If you are working with transparency or DDS files with an alpha channel you want to pick DXT 5.
If your texture doesn't have transparency or an alpha channel you can use DXT 1 and save a few bytes.

In any other case, if given the option to pick compression, select "none".

8.8.8, 8.8.8.8, RGB8, RGBA8

Remember what i said about how the pixel's color components (RGB) have 8 bits of data each? Well, this is related to that!
These are the bit-depths used. Depending on the application, you get to select this in one drop down list or one separate from selecting the compression level.

8.8.8 or RGB8 and 8.8.8.8 or RGBA8 respectively are uncompressed formats. But pay attention, there are more than one type of format with similar names. You want to use the RGB formats here!
The first two are without an alpha channel / transparency and the latter two are with an alpha channel / transparency.

BGR / ABGR options...

Don't...
Unless you want Red to be Blue and Blue to be Red or...
Alpha channel / transparency to be Red, Blue to be Green and Green to be Alpha channel / transparency.

These formats are used in other games but not games from SCS Software.

16 Bits per channel formats. 16.16 etc.

Unless you work on Normal Maps (which also implies you don't need this guide really) you needn't bother with these special formats.

16 Bit formats, 5.6.5 or R5G6B5 etc.

While they would technically work fine in game. You really don't want 65 thousand colors when you can have 16.7 Million of them.

Mipmaps

Will your texture be seen from a distance in game? That is, can you move away from or towards your texture or will it be viewed in a mirror?
If yes, then do generate mipmaps.
Do NOT use existing mipmaps... This is for advanced users only and goes beyond the scope of this guide.

But what are mipmaps really? Well, the short and simple is, mipmaps are used whenever the texture becomes smaller than half it's previous size.
Here's what a mipmapped image actually looks like, using the option to load mipmaps when opening a DDS file:

Image

As you can see, it's the same image scaled down to half the size of the one left of it over and over again.
Imagine that image was displayed on a cube. As you move further away from the cube in a 3D world, the smaller the texture becomes. Thus, you can save a lot of GPU performance by using the smaller mipmaps when the object is at a far enough distance.
The last mipmap is just one single pixel. If your cube is that far away, all the GPU really does is draw that one pixel and then it's finished. Rather than going over the entirety of the image needlessly.
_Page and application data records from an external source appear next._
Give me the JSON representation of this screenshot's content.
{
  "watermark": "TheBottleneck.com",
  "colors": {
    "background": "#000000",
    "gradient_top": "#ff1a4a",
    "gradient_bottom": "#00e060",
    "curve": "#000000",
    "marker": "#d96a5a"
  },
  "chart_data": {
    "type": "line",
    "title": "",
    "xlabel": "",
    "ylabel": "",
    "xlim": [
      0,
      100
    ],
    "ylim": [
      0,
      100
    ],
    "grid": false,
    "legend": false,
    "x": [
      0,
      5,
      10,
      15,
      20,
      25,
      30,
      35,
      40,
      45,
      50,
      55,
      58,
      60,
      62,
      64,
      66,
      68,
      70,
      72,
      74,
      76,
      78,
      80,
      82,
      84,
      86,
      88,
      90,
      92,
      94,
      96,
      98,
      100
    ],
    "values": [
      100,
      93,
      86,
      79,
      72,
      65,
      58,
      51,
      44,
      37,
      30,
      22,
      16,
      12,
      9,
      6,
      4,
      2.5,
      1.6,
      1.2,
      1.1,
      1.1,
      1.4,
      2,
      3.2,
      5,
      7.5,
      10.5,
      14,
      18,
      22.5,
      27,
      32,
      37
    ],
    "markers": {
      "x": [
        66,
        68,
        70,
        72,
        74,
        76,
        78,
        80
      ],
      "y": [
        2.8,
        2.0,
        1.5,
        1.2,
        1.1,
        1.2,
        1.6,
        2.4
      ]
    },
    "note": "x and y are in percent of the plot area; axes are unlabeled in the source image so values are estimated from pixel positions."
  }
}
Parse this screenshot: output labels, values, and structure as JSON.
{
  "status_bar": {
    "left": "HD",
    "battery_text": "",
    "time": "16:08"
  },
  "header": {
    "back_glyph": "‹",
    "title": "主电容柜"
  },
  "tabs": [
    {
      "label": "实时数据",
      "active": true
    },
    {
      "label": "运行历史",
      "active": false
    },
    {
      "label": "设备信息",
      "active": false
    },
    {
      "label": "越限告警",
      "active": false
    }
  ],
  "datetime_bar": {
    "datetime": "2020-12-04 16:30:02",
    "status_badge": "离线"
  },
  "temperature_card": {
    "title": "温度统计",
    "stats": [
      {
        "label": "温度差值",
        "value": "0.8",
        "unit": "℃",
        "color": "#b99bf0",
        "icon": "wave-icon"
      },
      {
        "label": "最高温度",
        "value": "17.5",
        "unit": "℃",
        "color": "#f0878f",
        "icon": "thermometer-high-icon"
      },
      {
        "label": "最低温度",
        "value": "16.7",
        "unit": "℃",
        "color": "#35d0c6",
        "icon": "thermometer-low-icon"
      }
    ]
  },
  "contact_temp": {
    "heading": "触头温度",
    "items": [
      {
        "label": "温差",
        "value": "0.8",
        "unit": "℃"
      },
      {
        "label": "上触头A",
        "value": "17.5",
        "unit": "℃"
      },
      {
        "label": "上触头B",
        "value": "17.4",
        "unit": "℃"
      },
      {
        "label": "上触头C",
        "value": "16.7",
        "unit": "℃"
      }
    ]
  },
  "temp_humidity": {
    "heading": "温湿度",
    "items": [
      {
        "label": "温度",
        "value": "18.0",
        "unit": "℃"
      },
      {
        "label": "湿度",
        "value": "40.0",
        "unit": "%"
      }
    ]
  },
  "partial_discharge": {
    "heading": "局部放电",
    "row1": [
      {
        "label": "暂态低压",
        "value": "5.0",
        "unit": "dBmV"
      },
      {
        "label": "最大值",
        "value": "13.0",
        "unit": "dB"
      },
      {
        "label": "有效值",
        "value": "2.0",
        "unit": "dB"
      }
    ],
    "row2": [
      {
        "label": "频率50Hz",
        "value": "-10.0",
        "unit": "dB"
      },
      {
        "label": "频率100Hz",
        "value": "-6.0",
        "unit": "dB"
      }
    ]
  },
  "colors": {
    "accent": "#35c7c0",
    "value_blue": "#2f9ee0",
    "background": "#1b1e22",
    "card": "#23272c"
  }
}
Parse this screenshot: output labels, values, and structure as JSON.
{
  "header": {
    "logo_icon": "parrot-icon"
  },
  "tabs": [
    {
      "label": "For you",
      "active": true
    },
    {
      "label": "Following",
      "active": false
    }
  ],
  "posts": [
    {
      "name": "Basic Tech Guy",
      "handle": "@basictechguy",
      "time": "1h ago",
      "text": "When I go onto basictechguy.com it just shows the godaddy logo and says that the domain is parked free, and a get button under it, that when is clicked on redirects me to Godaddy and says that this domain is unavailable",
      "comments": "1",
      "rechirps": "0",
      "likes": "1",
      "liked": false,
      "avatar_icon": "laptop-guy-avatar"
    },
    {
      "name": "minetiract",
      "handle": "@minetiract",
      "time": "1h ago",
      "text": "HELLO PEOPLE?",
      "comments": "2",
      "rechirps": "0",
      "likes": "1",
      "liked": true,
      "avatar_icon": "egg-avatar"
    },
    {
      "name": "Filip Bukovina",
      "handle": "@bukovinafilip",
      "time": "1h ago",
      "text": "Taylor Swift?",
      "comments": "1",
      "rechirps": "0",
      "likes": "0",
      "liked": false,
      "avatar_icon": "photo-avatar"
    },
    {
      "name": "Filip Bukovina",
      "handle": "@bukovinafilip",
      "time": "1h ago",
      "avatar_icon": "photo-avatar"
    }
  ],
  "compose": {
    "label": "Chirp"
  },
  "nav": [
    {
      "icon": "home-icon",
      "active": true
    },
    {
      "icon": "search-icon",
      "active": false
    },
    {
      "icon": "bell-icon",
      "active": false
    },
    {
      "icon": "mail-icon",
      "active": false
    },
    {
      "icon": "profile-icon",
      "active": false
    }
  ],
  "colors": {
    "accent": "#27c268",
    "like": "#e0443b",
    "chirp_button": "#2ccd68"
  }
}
There's a few neat tricks one can do with mipmaps but again, it goes beyond the scope of this guide. Quite simply though, if you want a texture to look different when far away, this is how you would change it.
One notable example is light flare mods, which changes how light flares look when further away from the viewer.

All other options...

Goes WAAAY beyond the scope of this guide. Seriously, don't touch!
Restore to defaults if you managed to change anything you shouldn't have changed.